Third, everything that needs to be done when fighting for law and justice involves preparation for a protracted battle. In putting the law to use in upholding their rights, students abroad should prepare themselves for the long haul. In the U.S., a lawsuit against the government is sure to be an expensive war of attrition, lasting at least a few months to a few years. On top of that, legal fees are an unpredictable expense. In the past, Chinese American scientist and professor Li Xiaojiang’s legal fees exceeded $200,000, and Professor Zheng Songguo’s legal fees surpassed that at $400,000. And if the lawsuit is lost, the plaintiffs must pay the opposing party’s legal fees. What’s more, checking and suppressing China’s growth is now a main political imperative for the United States. Although U.S. universities have responded positively to foreign student complaints about Order 10043, no school is willing to help Chinese exchange students take the government to court. Considering how a relatively small proportion of Chinese students will be affected by the ban each year and the order’s relatively low political priority, it will be difficult to inspire more widespread or senior-level attention from American universities.

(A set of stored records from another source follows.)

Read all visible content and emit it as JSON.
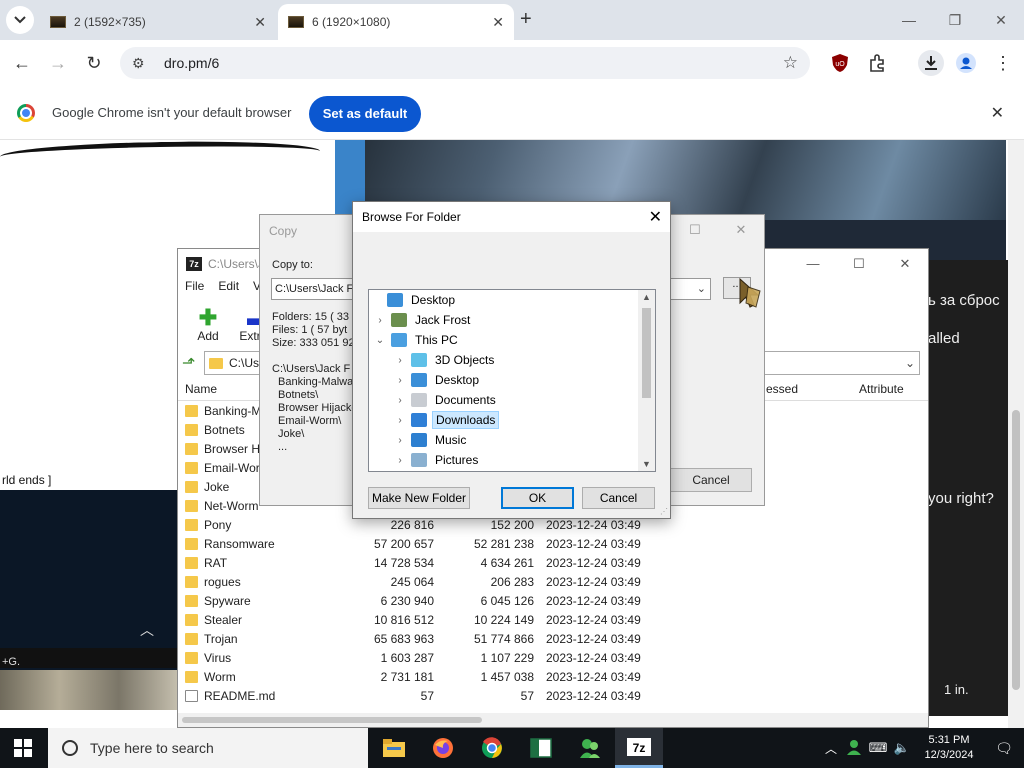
{
  "browser": {
    "tabs": [
      {
        "title": "2 (1592×735)"
      },
      {
        "title": "6 (1920×1080)"
      }
    ],
    "address": "dro.pm/6",
    "infobar": {
      "message": "Google Chrome isn't your default browser",
      "button": "Set as default"
    }
  },
  "page": {
    "left_band_text": "rld ends ]",
    "left_hint_text": "+G.",
    "right_texts": [
      "ь за сброс",
      "alled",
      "you right?",
      "1 in."
    ]
  },
  "sevenzip": {
    "title": "C:\\Users\\J",
    "menu": [
      "File",
      "Edit",
      "Vi"
    ],
    "tools": [
      {
        "label": "Add"
      },
      {
        "label": "Extract"
      }
    ],
    "address": "C:\\Us",
    "columns": [
      "Name",
      "essed",
      "Attribute"
    ],
    "rows": [
      {
        "name": "Banking-M",
        "size": "",
        "packed": "",
        "modified": ""
      },
      {
        "name": "Botnets",
        "size": "",
        "packed": "",
        "modified": ""
      },
      {
        "name": "Browser Hij",
        "size": "",
        "packed": "",
        "modified": ""
      },
      {
        "name": "Email-Worr",
        "size": "",
        "packed": "",
        "modified": ""
      },
      {
        "name": "Joke",
        "size": "",
        "packed": "",
        "modified": ""
      },
      {
        "name": "Net-Worm",
        "size": "",
        "packed": "",
        "modified": ""
      },
      {
        "name": "Pony",
        "size": "226 816",
        "packed": "152 200",
        "modified": "2023-12-24 03:49"
      },
      {
        "name": "Ransomware",
        "size": "57 200 657",
        "packed": "52 281 238",
        "modified": "2023-12-24 03:49"
      },
      {
        "name": "RAT",
        "size": "14 728 534",
        "packed": "4 634 261",
        "modified": "2023-12-24 03:49"
      },
      {
        "name": "rogues",
        "size": "245 064",
        "packed": "206 283",
        "modified": "2023-12-24 03:49"
      },
      {
        "name": "Spyware",
        "size": "6 230 940",
        "packed": "6 045 126",
        "modified": "2023-12-24 03:49"
      },
      {
        "name": "Stealer",
        "size": "10 816 512",
        "packed": "10 224 149",
        "modified": "2023-12-24 03:49"
      },
      {
        "name": "Trojan",
        "size": "65 683 963",
        "packed": "51 774 866",
        "modified": "2023-12-24 03:49"
      },
      {
        "name": "Virus",
        "size": "1 603 287",
        "packed": "1 107 229",
        "modified": "2023-12-24 03:49"
      },
      {
        "name": "Worm",
        "size": "2 731 181",
        "packed": "1 457 038",
        "modified": "2023-12-24 03:49"
      },
      {
        "name": "README.md",
        "size": "57",
        "packed": "57",
        "modified": "2023-12-24 03:49",
        "file": true
      }
    ]
  },
  "copy_dialog": {
    "title": "Copy",
    "label": "Copy to:",
    "path": "C:\\Users\\Jack F",
    "browse": "...",
    "stats": [
      "Folders: 15    ( 33",
      "Files: 1    ( 57 byt",
      "Size: 333 051 92"
    ],
    "list_head": "C:\\Users\\Jack F",
    "list_items": [
      "Banking-Malwa",
      "Botnets\\",
      "Browser Hijacke",
      "Email-Worm\\",
      "Joke\\",
      "..."
    ],
    "cancel": "Cancel"
  },
  "browse_dialog": {
    "title": "Browse For Folder",
    "tree": [
      {
        "label": "Desktop",
        "level": 0,
        "expander": "",
        "icon": "desktop-icon",
        "color": "#3b8fd8"
      },
      {
        "label": "Jack Frost",
        "level": 1,
        "expander": ">",
        "icon": "user-icon",
        "color": "#6b8f4e"
      },
      {
        "label": "This PC",
        "level": 1,
        "expander": "v",
        "icon": "computer-icon",
        "color": "#4a9fe0"
      },
      {
        "label": "3D Objects",
        "level": 2,
        "expander": ">",
        "icon": "cube-icon",
        "color": "#5ec0e8"
      },
      {
        "label": "Desktop",
        "level": 2,
        "expander": ">",
        "icon": "desktop-icon",
        "color": "#3b8fd8"
      },
      {
        "label": "Documents",
        "level": 2,
        "expander": ">",
        "icon": "document-icon",
        "color": "#c8ccd2"
      },
      {
        "label": "Downloads",
        "level": 2,
        "expander": ">",
        "icon": "download-icon",
        "color": "#2f7fd6",
        "selected": true
      },
      {
        "label": "Music",
        "level": 2,
        "expander": ">",
        "icon": "music-icon",
        "color": "#2d7fd0"
      },
      {
        "label": "Pictures",
        "level": 2,
        "expander": ">",
        "icon": "pictures-icon",
        "color": "#8ab0d0"
      }
    ],
    "buttons": {
      "new_folder": "Make New Folder",
      "ok": "OK",
      "cancel": "Cancel"
    }
  },
  "taskbar": {
    "search_placeholder": "Type here to search",
    "time": "5:31 PM",
    "date": "12/3/2024"
  }
}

Education and technological exchange are important parts of the China-U.S. cultural exchange, and they are highly significant to promoting a beneficial partnership between the two countries. On the one hand, the Biden administration is trying to satisfy calls by American universities and colleges to increase enrollment of Chinese exchange students and subsidize their tuition, but on the other hand, the Biden administration continues to suppress and violate the legal rights of Chinese exchange students, working completely against the philosophy of the open and free education it prides itself on. Its actions also run counter to the growing international talent exchange that is emblematic of our times, and counter to the desire shared by the U.S. and China to increase friendly exchange between their people. We should promote a strategy of open-style innovation, predicated on opposition to the United States’ scientific and technological hegemony and bullying. We want to continue expanding international technological cooperation and exchange, strengthen the foundations of scientific study, seek breakthroughs in key technologies, and realize our strategic goal of becoming a technological superpower.
*Editor’s note: Military-Civil Fusion is an aggressive, national strategy of the Chinese Communist Party. Its goal is to enable China to develop the most technologically advanced military in the world.
The author is the director of the Intellectual Property Rights and Science and Technology Security Research Center at the Law School of UIR.